One of the aspects of parenting as well as homeschooling is discussing sexuality with our kids. Our two eldest have already engaged in several long talks about sex, their bodies, communication, consent, disease, and pregnancy.
We’ve talked to them about the importance of knowing themselves, their bodies, and their feelings of readiness to share that with someone else. All three of our kids, from an early age, discussed their body parts–all of them–so they would understand proper terms for them. This may have led to a few interesting moments, such as Daughter pointing to her lower half, and announcing at age 3 to bank tellers and old ladies on the street, “I have a clitoris!”
But it’s that sort of affirmation that is encouraging for a healthy relationship with her body. We used to live near a pair of girls, one of whom loved to announce, “I have a uvula!” She even knew to open her mouth and show it to us at the back of her throat. While she may have just loved the sound of the word, it was an important lesson in anatomy, and body-awareness.
When you’re open to discussion about all the functions of your child’s body from an early age, and the feelings that go along with changes, discomforts, and questions, then they’ll know they can come to you when their stomach hurts, their bowels are obstructed, or they’ve just had their first wet dream and need to make sense of it. I’ve had some surprising conversations–private ones–with my daughter about her own developing body. Some of these conversations I didn’t expect to have as early as we did, but once the initial surprise wore off (I covered it quickly enough), we were able to have meaningful talks about her body and address her needs in a way that was healthy and safe.
While some might cite averages, there are no fixed ages when development will take place, but instead, vast ranges. Sometimes children begin to grow curious far younger than their body’s development, others wait for a while. The two most important things you can offer your child is an open attitude that shows you’re ready to explore questions at any time, and the encouragement and resources they need to know their own body before they try to share it with anyone else.

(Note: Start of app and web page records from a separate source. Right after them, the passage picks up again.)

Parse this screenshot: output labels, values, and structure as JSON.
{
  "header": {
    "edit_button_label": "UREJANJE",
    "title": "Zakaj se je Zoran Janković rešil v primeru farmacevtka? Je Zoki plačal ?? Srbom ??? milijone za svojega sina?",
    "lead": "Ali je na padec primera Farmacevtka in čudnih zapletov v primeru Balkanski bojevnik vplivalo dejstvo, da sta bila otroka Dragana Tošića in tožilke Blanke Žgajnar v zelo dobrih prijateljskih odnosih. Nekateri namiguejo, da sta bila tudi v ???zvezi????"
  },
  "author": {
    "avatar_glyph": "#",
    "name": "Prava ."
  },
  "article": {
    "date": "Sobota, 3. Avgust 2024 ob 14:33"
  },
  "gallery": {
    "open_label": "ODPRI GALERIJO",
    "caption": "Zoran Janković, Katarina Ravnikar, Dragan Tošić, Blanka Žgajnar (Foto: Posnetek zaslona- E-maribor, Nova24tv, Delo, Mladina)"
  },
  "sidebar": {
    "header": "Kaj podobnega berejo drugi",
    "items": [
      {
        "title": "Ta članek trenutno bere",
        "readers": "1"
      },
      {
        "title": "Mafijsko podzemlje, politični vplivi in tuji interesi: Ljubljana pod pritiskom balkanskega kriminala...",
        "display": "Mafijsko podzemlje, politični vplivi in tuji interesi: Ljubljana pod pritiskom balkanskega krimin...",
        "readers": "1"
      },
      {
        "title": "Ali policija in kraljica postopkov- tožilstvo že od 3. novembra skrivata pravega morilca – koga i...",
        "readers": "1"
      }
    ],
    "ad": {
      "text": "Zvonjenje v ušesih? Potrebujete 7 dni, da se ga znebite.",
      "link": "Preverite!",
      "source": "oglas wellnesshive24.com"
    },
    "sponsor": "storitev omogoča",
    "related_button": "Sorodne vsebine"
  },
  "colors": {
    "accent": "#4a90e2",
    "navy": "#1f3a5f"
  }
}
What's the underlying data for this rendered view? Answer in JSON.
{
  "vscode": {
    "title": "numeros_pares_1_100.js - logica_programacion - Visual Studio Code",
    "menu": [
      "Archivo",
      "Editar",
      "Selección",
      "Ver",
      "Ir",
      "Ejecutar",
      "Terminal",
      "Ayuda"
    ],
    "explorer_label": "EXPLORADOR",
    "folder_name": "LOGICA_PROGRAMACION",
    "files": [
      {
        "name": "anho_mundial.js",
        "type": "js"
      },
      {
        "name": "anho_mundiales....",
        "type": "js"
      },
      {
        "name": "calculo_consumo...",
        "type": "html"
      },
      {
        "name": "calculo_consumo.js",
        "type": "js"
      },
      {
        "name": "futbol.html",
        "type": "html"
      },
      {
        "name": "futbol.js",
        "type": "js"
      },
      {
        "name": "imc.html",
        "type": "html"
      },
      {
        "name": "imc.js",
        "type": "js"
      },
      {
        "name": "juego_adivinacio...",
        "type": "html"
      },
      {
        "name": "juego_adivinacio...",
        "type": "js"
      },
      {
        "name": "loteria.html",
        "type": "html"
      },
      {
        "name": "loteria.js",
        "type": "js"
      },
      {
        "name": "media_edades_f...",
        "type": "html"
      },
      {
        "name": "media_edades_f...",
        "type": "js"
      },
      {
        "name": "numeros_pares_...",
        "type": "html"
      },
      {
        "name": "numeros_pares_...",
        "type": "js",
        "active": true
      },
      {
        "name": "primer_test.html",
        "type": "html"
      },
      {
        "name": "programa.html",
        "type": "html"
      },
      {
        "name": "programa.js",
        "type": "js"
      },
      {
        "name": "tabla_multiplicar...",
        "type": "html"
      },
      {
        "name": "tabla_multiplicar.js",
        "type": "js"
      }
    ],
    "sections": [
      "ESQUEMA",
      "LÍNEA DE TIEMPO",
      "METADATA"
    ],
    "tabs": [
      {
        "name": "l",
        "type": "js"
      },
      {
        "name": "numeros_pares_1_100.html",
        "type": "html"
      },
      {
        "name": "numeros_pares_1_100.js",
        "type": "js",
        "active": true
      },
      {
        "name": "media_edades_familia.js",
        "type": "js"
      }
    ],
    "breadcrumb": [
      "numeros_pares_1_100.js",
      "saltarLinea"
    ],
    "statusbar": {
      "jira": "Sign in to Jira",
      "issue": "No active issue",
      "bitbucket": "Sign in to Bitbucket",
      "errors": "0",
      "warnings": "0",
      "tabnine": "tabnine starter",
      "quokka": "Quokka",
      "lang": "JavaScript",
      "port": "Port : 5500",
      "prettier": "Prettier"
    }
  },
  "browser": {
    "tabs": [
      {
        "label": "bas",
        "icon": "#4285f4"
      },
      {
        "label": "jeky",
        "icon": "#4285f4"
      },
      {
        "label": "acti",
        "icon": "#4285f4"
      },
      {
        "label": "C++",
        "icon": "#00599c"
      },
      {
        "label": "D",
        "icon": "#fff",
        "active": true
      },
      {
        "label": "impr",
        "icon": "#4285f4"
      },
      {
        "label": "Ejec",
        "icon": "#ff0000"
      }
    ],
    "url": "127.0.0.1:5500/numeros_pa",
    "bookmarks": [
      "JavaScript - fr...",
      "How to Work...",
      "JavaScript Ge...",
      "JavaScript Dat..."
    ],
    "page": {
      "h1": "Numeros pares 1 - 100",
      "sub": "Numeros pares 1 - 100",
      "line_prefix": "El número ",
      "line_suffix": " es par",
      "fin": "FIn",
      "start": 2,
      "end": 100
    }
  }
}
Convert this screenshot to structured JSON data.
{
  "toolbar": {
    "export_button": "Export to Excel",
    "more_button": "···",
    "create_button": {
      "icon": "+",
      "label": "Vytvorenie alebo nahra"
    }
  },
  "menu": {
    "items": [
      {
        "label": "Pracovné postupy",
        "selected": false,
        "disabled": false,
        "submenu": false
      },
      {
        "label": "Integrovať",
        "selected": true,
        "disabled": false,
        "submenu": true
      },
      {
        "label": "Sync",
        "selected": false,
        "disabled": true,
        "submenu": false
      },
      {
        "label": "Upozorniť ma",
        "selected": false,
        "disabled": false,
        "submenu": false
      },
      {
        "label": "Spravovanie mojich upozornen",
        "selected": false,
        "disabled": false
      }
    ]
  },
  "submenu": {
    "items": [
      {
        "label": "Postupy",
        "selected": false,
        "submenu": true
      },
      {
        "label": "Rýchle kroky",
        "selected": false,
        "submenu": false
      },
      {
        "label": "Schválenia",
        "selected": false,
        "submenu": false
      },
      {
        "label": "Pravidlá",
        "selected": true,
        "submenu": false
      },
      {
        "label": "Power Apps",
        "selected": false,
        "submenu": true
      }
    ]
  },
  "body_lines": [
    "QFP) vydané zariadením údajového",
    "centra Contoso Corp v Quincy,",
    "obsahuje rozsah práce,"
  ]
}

To get started, I would recommend looking into some age appropriate resources to help both you and your child begin learning how to approach these questions. If they already know the names of their body parts, then it’s a good step in preparation. If not, I recommend a basic cover of anatomy using tools that are easy for them to understand at their development level (the two oldest both have copies of the Human Anatomy Coloring Book).
3 – 8 years of age (approx):
I had the privilege of working with Joani Blank to get her A Kid’s First Book About Sex digitized as a .pdf file. She also has a workbook with the same message, but intended for older children (6-9) who can read and write titled The Playbook for Kids About Sex, which is also available for download for free. The books are both out of print, but excellent resources for parents, schools, and homeschoolers. Donations are welcome, but Joani does not want any cost to prohibit its use. Details can be found in both .pdfs should you wish to contribute to her efforts.
Recommended by my friend Alba for explaining human reproduction: Where Did I Come From? by Peter Mayle.
8 – 12 years (approx):
The Care and Keeping of You: A Body Book for Girls by the American Girl Library offers discussion about female bodies in their preteen years. I checked this out from the library for my daughter, but she hasn’t read enough of it to give feedback one way or another. YMMV.
My Body, My Self for Boys is an introduction to puberty for the preteen male. Since I don’t have sons myself, I chose this based on user reviews of several titles in the genre.
What’s Happening to Me? A Guide to Puberty, also written by Mayle and recommended by my friend, is a guide the girls at the Mabon celebration this fall couldn’t put down. They flipped through it, giggling at the pictures, and solemnly reading the information. Good for any gender/sex.
As long as the book you’re choosing for your preteen is upfront and discloses accurate, medical information in an open and understanding manner, you’re not likely to go wrong. Many of these titles might be available at your local library, so if cost is an issue, check there first.
9 – 109 years (approx):
This article from Scarleteen is accurately titled “10 of the Best Things You Can Do for Your Sexual Self (At Any Age),” and was sent to a newsgroup this morning to which I subscribe.
The National Institute of Health (NIH) has a good web site for Reproductive and Sexual Health questions based on current medical facts, and the National Institute of Mental Health (NIMH) address some of the developmental and behavioral aspects of developing sexuality.
But one of my all time favorite sites for questions asked and answered about human sexuality is Go Ask Alice! There’s a wealth of sexuality information from sore breasts before menstruation to exploring sexual and gender identities. It’s not just for sexual questions, but an excellent resource for many topics both youth and adults struggle with.
One more important point I’d like to add: no matter what kind of conversations you’re having, make sure that it’s truly a dialogue, and that you listen. Answer questions with honesty, even if it means honestly admitting you don’t know, don’t feel comfortable discussing it, or wouldn’t mind finding out yourself. Listening is key, though, because our children need to know that they’re heard, no matter the subject; it adds to their self-esteem and confidence, and helps them build healthy identities, which incorporate healthy sexual identities.